Among the entries, which lines carry the string "登录成功"? Copy each of them.

[Collected data]
▼
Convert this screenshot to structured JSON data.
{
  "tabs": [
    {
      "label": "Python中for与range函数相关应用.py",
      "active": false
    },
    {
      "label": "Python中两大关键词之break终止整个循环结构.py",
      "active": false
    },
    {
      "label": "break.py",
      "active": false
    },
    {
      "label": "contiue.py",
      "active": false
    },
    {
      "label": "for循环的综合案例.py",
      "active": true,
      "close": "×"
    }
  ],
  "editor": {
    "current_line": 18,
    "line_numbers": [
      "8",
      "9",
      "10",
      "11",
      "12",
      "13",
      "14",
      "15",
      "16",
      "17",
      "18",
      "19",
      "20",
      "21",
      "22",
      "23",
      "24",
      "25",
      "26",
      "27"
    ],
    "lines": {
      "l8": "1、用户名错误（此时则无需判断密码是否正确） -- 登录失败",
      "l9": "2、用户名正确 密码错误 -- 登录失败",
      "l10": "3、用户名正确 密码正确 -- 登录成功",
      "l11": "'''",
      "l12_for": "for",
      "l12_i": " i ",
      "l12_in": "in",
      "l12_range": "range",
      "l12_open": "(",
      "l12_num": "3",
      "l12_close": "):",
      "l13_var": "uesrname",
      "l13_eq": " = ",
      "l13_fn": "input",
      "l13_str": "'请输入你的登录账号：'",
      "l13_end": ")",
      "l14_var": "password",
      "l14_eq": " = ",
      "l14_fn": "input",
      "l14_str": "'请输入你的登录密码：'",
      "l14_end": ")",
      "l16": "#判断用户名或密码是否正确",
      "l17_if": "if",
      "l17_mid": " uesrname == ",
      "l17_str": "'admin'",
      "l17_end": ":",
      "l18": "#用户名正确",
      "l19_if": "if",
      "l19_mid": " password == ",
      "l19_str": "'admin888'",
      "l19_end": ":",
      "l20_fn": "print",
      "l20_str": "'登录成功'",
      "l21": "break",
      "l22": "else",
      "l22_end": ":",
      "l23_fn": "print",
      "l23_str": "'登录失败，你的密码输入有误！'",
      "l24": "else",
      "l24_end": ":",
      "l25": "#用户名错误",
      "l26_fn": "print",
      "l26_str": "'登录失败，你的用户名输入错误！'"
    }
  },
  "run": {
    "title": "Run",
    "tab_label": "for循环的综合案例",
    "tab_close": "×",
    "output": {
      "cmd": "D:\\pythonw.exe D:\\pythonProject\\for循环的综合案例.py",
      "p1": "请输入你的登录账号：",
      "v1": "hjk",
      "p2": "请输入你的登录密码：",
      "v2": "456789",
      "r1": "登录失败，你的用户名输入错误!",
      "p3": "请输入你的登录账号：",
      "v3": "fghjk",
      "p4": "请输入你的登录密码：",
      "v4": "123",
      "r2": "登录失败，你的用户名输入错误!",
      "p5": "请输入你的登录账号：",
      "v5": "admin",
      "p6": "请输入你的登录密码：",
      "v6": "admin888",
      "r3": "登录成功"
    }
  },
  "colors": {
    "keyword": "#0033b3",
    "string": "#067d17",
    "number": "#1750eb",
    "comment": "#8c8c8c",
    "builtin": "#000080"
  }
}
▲
Result:
      "l10": "3、用户名正确 密码正确 -- 登录成功",
      "l20_str": "'登录成功'",
      "r3": "登录成功"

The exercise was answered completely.